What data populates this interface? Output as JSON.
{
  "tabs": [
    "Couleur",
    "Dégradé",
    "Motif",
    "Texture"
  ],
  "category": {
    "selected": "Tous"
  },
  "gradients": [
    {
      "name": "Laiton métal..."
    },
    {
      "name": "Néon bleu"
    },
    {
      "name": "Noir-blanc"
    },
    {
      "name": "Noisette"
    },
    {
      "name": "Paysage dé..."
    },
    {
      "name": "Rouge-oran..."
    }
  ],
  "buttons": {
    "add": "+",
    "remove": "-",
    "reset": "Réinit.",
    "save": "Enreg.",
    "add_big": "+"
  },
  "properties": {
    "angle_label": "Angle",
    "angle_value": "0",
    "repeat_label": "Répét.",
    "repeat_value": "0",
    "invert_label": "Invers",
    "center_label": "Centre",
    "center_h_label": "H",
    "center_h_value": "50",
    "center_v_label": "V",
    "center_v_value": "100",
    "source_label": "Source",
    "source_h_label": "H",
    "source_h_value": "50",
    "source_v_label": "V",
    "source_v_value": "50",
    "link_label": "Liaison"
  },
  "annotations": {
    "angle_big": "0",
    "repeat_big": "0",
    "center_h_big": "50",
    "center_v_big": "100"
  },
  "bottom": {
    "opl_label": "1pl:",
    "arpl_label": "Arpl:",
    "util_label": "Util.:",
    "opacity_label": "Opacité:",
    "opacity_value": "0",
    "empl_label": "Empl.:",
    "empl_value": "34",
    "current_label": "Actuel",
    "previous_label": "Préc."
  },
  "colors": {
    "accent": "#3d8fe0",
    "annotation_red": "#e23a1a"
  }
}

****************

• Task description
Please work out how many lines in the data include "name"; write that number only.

• Response area
6